WORK TO COMPLETE ▸ Reproduce the whole listing, keeping each line as it is.
####
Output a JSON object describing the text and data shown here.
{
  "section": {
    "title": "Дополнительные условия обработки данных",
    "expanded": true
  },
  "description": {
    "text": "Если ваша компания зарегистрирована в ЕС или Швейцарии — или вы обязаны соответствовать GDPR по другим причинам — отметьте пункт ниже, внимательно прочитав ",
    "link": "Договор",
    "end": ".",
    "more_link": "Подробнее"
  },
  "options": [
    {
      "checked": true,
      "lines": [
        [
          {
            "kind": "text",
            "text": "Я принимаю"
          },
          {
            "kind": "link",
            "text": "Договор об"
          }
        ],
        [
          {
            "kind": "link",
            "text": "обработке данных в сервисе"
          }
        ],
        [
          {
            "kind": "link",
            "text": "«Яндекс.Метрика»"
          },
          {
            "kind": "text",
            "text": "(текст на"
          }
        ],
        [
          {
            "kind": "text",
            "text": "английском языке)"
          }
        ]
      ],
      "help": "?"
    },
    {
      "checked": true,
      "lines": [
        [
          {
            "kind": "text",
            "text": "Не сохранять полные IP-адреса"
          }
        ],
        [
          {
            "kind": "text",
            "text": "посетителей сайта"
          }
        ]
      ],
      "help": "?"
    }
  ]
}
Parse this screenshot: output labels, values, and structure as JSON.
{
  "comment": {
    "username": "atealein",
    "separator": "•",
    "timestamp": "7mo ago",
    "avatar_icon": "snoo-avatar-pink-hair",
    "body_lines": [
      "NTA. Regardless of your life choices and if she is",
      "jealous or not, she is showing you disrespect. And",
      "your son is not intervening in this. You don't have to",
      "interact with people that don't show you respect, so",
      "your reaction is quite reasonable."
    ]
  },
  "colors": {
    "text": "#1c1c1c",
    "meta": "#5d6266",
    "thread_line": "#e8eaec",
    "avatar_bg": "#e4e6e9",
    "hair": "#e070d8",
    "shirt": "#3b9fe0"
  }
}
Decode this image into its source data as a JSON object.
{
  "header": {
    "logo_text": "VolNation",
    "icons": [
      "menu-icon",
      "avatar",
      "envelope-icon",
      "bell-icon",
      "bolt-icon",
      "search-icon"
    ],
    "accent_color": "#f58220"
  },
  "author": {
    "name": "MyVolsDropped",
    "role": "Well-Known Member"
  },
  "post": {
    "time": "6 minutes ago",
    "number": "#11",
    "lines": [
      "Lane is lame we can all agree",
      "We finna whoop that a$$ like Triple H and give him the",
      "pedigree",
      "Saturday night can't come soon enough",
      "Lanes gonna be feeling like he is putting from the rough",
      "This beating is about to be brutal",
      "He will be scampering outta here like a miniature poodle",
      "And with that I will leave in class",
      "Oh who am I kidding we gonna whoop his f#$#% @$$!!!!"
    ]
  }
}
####
ANSWER BOX ▸
Output a JSON object describing the text and data shown here.
{
  "section": {
    "title": "Дополнительные условия обработки данных",
    "expanded": true
  },
  "description": {
    "text": "Если ваша компания зарегистрирована в ЕС или Швейцарии — или вы обязаны соответствовать GDPR по другим причинам — отметьте пункт ниже, внимательно прочитав ",
    "link": "Договор",
    "end": ".",
    "more_link": "Подробнее"
  },
  "options": [
    {
      "checked": true,
      "lines": [
        [
          {
            "kind": "text",
            "text": "Я принимаю"
          },
          {
            "kind": "link",
            "text": "Договор об"
          }
        ],
        [
          {
            "kind": "link",
            "text": "обработке данных в сервисе"
          }
        ],
        [
          {
            "kind": "link",
            "text": "«Яндекс.Метрика»"
          },
          {
            "kind": "text",
            "text": "(текст на"
          }
        ],
        [
          {
            "kind": "text",
            "text": "английском языке)"
          }
        ]
      ],
      "help": "?"
    },
    {
      "checked": true,
      "lines": [
        [
          {
            "kind": "text",
            "text": "Не сохранять полные IP-адреса"
          }
        ],
        [
          {
            "kind": "text",
            "text": "посетителей сайта"
          }
        ]
      ],
      "help": "?"
    }
  ]
}
Parse this screenshot: output labels, values, and structure as JSON.
{
  "comment": {
    "username": "atealein",
    "separator": "•",
    "timestamp": "7mo ago",
    "avatar_icon": "snoo-avatar-pink-hair",
    "body_lines": [
      "NTA. Regardless of your life choices and if she is",
      "jealous or not, she is showing you disrespect. And",
      "your son is not intervening in this. You don't have to",
      "interact with people that don't show you respect, so",
      "your reaction is quite reasonable."
    ]
  },
  "colors": {
    "text": "#1c1c1c",
    "meta": "#5d6266",
    "thread_line": "#e8eaec",
    "avatar_bg": "#e4e6e9",
    "hair": "#e070d8",
    "shirt": "#3b9fe0"
  }
}
Decode this image into its source data as a JSON object.
{
  "header": {
    "logo_text": "VolNation",
    "icons": [
      "menu-icon",
      "avatar",
      "envelope-icon",
      "bell-icon",
      "bolt-icon",
      "search-icon"
    ],
    "accent_color": "#f58220"
  },
  "author": {
    "name": "MyVolsDropped",
    "role": "Well-Known Member"
  },
  "post": {
    "time": "6 minutes ago",
    "number": "#11",
    "lines": [
      "Lane is lame we can all agree",
      "We finna whoop that a$$ like Triple H and give him the",
      "pedigree",
      "Saturday night can't come soon enough",
      "Lanes gonna be feeling like he is putting from the rough",
      "This beating is about to be brutal",
      "He will be scampering outta here like a miniature poodle",
      "And with that I will leave in class",
      "Oh who am I kidding we gonna whoop his f#$#% @$$!!!!"
    ]
  }
}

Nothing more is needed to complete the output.